YOUR GOAL - What is expected is a word-for-word copy of all the entries.

THE INPUT -
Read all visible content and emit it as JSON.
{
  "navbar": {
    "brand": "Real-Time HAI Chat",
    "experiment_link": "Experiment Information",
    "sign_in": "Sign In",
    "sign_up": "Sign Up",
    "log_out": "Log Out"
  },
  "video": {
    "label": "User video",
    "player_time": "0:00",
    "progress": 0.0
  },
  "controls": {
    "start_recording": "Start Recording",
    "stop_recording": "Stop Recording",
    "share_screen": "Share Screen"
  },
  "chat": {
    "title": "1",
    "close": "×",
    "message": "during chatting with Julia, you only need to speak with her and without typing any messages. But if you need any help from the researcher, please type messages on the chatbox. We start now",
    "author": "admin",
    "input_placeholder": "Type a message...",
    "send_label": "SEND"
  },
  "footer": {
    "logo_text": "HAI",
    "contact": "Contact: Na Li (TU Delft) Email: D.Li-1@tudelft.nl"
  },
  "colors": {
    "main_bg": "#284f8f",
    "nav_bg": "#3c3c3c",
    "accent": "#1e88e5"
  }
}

THE COMPLETED TASK -
Read all visible content and emit it as JSON.
{
  "navbar": {
    "brand": "Real-Time HAI Chat",
    "experiment_link": "Experiment Information",
    "sign_in": "Sign In",
    "sign_up": "Sign Up",
    "log_out": "Log Out"
  },
  "video": {
    "label": "User video",
    "player_time": "0:00",
    "progress": 0.0
  },
  "controls": {
    "start_recording": "Start Recording",
    "stop_recording": "Stop Recording",
    "share_screen": "Share Screen"
  },
  "chat": {
    "title": "1",
    "close": "×",
    "message": "during chatting with Julia, you only need to speak with her and without typing any messages. But if you need any help from the researcher, please type messages on the chatbox. We start now",
    "author": "admin",
    "input_placeholder": "Type a message...",
    "send_label": "SEND"
  },
  "footer": {
    "logo_text": "HAI",
    "contact": "Contact: Na Li (TU Delft) Email: D.Li-1@tudelft.nl"
  },
  "colors": {
    "main_bg": "#284f8f",
    "nav_bg": "#3c3c3c",
    "accent": "#1e88e5"
  }
}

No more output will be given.